Work item
A line belongs in the answer only if it contains the word "Direct"; copy every such line from the listing below.

Exercise inputs
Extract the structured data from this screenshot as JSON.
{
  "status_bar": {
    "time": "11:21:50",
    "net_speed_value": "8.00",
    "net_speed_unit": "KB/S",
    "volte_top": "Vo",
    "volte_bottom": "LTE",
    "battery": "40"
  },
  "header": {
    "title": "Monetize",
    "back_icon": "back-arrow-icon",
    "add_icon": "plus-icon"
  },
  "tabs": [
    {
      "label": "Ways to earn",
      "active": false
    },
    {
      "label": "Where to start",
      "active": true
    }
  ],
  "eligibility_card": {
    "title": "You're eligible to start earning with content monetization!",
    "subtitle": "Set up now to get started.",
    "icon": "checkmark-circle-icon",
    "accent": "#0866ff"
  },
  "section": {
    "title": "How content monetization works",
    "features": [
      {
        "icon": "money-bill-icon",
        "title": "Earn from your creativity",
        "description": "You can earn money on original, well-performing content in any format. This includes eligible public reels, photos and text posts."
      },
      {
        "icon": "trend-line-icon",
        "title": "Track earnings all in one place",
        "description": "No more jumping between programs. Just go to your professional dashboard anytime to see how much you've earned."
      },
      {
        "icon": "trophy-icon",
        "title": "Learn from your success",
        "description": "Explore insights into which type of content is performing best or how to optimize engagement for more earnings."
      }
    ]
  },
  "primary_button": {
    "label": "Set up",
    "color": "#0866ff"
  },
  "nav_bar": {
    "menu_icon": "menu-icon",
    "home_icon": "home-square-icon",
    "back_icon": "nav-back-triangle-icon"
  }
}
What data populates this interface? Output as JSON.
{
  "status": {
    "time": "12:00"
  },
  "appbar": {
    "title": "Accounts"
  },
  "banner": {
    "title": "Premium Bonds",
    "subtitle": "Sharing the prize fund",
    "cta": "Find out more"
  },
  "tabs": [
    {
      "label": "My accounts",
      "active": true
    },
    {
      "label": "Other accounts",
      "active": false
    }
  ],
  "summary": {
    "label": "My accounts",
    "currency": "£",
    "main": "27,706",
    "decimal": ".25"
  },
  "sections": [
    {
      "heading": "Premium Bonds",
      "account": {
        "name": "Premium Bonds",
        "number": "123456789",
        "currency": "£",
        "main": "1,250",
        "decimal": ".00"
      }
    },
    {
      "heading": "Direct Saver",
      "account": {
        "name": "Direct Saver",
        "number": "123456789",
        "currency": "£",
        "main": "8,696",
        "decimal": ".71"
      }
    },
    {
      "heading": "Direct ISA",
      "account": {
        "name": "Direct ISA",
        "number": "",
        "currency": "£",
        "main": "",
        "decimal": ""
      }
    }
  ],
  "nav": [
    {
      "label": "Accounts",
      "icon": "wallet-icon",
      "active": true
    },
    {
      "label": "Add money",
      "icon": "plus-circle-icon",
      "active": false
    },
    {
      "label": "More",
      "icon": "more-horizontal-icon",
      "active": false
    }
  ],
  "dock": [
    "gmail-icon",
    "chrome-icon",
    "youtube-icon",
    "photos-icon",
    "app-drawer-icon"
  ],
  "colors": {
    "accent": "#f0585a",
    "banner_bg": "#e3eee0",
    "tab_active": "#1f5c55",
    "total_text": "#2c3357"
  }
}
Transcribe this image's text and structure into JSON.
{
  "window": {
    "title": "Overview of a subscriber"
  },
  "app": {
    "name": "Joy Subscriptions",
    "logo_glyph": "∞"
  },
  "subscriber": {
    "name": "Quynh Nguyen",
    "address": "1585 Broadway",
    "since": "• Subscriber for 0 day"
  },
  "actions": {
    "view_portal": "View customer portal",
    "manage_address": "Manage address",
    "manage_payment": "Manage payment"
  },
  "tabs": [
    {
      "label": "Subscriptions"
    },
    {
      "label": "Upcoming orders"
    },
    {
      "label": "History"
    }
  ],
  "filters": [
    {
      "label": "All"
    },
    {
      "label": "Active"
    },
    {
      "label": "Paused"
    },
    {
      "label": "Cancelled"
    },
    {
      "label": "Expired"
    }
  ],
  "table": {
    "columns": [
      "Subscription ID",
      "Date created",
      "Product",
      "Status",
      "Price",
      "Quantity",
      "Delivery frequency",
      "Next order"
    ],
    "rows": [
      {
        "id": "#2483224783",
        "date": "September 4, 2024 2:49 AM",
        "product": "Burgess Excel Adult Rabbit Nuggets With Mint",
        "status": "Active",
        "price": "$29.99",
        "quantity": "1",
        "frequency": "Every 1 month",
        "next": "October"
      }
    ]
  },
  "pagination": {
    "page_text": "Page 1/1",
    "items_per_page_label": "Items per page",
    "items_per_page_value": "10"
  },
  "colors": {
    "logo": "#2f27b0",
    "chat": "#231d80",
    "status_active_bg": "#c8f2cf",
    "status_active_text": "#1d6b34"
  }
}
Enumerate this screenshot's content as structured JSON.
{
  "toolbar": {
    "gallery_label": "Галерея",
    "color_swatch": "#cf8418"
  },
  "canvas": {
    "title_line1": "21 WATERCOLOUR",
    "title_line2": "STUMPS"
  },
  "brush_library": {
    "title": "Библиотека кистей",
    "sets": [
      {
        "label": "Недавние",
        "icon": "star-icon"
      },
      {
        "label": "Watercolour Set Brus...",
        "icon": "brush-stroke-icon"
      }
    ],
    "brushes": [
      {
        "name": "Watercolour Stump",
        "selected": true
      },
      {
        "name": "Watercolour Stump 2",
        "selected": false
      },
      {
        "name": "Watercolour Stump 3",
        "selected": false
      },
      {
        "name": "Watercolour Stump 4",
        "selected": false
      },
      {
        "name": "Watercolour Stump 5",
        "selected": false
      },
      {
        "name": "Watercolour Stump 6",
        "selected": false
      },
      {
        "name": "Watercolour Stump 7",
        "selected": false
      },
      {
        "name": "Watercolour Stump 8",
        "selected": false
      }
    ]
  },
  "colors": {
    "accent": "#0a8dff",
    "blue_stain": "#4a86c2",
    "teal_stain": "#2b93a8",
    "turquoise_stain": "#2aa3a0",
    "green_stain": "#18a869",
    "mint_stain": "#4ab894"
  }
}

Exercise output
      "heading": "Direct Saver",
        "name": "Direct Saver",
      "heading": "Direct ISA",
        "name": "Direct ISA",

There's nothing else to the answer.